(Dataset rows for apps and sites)
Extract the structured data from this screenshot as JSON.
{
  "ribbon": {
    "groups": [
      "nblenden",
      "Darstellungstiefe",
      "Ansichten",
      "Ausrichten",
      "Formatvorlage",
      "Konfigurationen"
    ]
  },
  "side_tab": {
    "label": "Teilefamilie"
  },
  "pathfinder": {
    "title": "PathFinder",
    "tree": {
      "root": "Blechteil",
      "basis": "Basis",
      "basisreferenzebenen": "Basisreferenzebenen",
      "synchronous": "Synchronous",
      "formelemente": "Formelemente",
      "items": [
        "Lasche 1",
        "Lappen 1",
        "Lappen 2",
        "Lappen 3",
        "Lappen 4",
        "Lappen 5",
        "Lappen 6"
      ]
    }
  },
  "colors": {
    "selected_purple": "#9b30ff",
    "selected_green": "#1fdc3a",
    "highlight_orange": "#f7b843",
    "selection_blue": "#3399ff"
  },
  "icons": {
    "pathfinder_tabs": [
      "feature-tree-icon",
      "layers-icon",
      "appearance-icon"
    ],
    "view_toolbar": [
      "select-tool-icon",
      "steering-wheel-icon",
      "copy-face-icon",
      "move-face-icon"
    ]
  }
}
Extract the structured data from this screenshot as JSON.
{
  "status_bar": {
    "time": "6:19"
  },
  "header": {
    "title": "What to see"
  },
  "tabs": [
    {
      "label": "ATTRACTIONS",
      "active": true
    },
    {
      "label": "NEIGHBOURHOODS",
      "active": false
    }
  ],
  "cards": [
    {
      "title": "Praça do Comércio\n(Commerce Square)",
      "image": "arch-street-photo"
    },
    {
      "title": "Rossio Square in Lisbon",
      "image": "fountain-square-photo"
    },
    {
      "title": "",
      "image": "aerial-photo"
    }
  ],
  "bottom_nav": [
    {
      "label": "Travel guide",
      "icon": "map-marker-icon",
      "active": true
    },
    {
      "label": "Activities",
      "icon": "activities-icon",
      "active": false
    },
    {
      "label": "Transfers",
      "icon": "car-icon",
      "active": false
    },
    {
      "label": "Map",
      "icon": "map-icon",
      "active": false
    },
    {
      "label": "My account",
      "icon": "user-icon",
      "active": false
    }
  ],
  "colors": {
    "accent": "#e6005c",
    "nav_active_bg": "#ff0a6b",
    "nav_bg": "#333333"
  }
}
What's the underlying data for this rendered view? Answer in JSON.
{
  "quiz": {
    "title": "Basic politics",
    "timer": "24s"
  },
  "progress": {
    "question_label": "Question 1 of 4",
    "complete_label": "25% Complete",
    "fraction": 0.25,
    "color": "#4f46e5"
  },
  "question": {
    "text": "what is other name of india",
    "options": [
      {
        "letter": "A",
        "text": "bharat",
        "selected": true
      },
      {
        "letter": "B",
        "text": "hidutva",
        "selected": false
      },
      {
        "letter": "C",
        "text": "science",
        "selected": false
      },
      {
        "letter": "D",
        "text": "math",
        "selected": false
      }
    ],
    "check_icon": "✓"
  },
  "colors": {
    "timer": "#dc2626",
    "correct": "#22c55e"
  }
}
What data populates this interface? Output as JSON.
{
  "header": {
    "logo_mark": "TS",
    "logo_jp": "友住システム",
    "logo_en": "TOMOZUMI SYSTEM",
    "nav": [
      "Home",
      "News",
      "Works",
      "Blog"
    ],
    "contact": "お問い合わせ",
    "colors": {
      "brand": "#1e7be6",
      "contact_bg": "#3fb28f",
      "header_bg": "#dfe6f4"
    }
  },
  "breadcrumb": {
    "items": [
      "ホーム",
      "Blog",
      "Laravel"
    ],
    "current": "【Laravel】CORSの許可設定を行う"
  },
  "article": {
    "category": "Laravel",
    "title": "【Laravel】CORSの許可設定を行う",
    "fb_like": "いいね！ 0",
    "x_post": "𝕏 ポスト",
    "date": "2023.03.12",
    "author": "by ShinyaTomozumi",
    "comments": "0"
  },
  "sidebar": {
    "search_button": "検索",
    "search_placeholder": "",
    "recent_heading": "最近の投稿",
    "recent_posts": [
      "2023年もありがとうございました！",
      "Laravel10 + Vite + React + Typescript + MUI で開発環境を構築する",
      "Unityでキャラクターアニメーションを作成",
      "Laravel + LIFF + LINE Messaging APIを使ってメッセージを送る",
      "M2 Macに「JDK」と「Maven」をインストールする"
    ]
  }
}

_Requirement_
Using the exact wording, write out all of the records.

_Solution_
Extract the structured data from this screenshot as JSON.
{
  "ribbon": {
    "groups": [
      "nblenden",
      "Darstellungstiefe",
      "Ansichten",
      "Ausrichten",
      "Formatvorlage",
      "Konfigurationen"
    ]
  },
  "side_tab": {
    "label": "Teilefamilie"
  },
  "pathfinder": {
    "title": "PathFinder",
    "tree": {
      "root": "Blechteil",
      "basis": "Basis",
      "basisreferenzebenen": "Basisreferenzebenen",
      "synchronous": "Synchronous",
      "formelemente": "Formelemente",
      "items": [
        "Lasche 1",
        "Lappen 1",
        "Lappen 2",
        "Lappen 3",
        "Lappen 4",
        "Lappen 5",
        "Lappen 6"
      ]
    }
  },
  "colors": {
    "selected_purple": "#9b30ff",
    "selected_green": "#1fdc3a",
    "highlight_orange": "#f7b843",
    "selection_blue": "#3399ff"
  },
  "icons": {
    "pathfinder_tabs": [
      "feature-tree-icon",
      "layers-icon",
      "appearance-icon"
    ],
    "view_toolbar": [
      "select-tool-icon",
      "steering-wheel-icon",
      "copy-face-icon",
      "move-face-icon"
    ]
  }
}
Extract the structured data from this screenshot as JSON.
{
  "status_bar": {
    "time": "6:19"
  },
  "header": {
    "title": "What to see"
  },
  "tabs": [
    {
      "label": "ATTRACTIONS",
      "active": true
    },
    {
      "label": "NEIGHBOURHOODS",
      "active": false
    }
  ],
  "cards": [
    {
      "title": "Praça do Comércio\n(Commerce Square)",
      "image": "arch-street-photo"
    },
    {
      "title": "Rossio Square in Lisbon",
      "image": "fountain-square-photo"
    },
    {
      "title": "",
      "image": "aerial-photo"
    }
  ],
  "bottom_nav": [
    {
      "label": "Travel guide",
      "icon": "map-marker-icon",
      "active": true
    },
    {
      "label": "Activities",
      "icon": "activities-icon",
      "active": false
    },
    {
      "label": "Transfers",
      "icon": "car-icon",
      "active": false
    },
    {
      "label": "Map",
      "icon": "map-icon",
      "active": false
    },
    {
      "label": "My account",
      "icon": "user-icon",
      "active": false
    }
  ],
  "colors": {
    "accent": "#e6005c",
    "nav_active_bg": "#ff0a6b",
    "nav_bg": "#333333"
  }
}
What's the underlying data for this rendered view? Answer in JSON.
{
  "quiz": {
    "title": "Basic politics",
    "timer": "24s"
  },
  "progress": {
    "question_label": "Question 1 of 4",
    "complete_label": "25% Complete",
    "fraction": 0.25,
    "color": "#4f46e5"
  },
  "question": {
    "text": "what is other name of india",
    "options": [
      {
        "letter": "A",
        "text": "bharat",
        "selected": true
      },
      {
        "letter": "B",
        "text": "hidutva",
        "selected": false
      },
      {
        "letter": "C",
        "text": "science",
        "selected": false
      },
      {
        "letter": "D",
        "text": "math",
        "selected": false
      }
    ],
    "check_icon": "✓"
  },
  "colors": {
    "timer": "#dc2626",
    "correct": "#22c55e"
  }
}
What data populates this interface? Output as JSON.
{
  "header": {
    "logo_mark": "TS",
    "logo_jp": "友住システム",
    "logo_en": "TOMOZUMI SYSTEM",
    "nav": [
      "Home",
      "News",
      "Works",
      "Blog"
    ],
    "contact": "お問い合わせ",
    "colors": {
      "brand": "#1e7be6",
      "contact_bg": "#3fb28f",
      "header_bg": "#dfe6f4"
    }
  },
  "breadcrumb": {
    "items": [
      "ホーム",
      "Blog",
      "Laravel"
    ],
    "current": "【Laravel】CORSの許可設定を行う"
  },
  "article": {
    "category": "Laravel",
    "title": "【Laravel】CORSの許可設定を行う",
    "fb_like": "いいね！ 0",
    "x_post": "𝕏 ポスト",
    "date": "2023.03.12",
    "author": "by ShinyaTomozumi",
    "comments": "0"
  },
  "sidebar": {
    "search_button": "検索",
    "search_placeholder": "",
    "recent_heading": "最近の投稿",
    "recent_posts": [
      "2023年もありがとうございました！",
      "Laravel10 + Vite + React + Typescript + MUI で開発環境を構築する",
      "Unityでキャラクターアニメーションを作成",
      "Laravel + LIFF + LINE Messaging APIを使ってメッセージを送る",
      "M2 Macに「JDK」と「Maven」をインストールする"
    ]
  }
}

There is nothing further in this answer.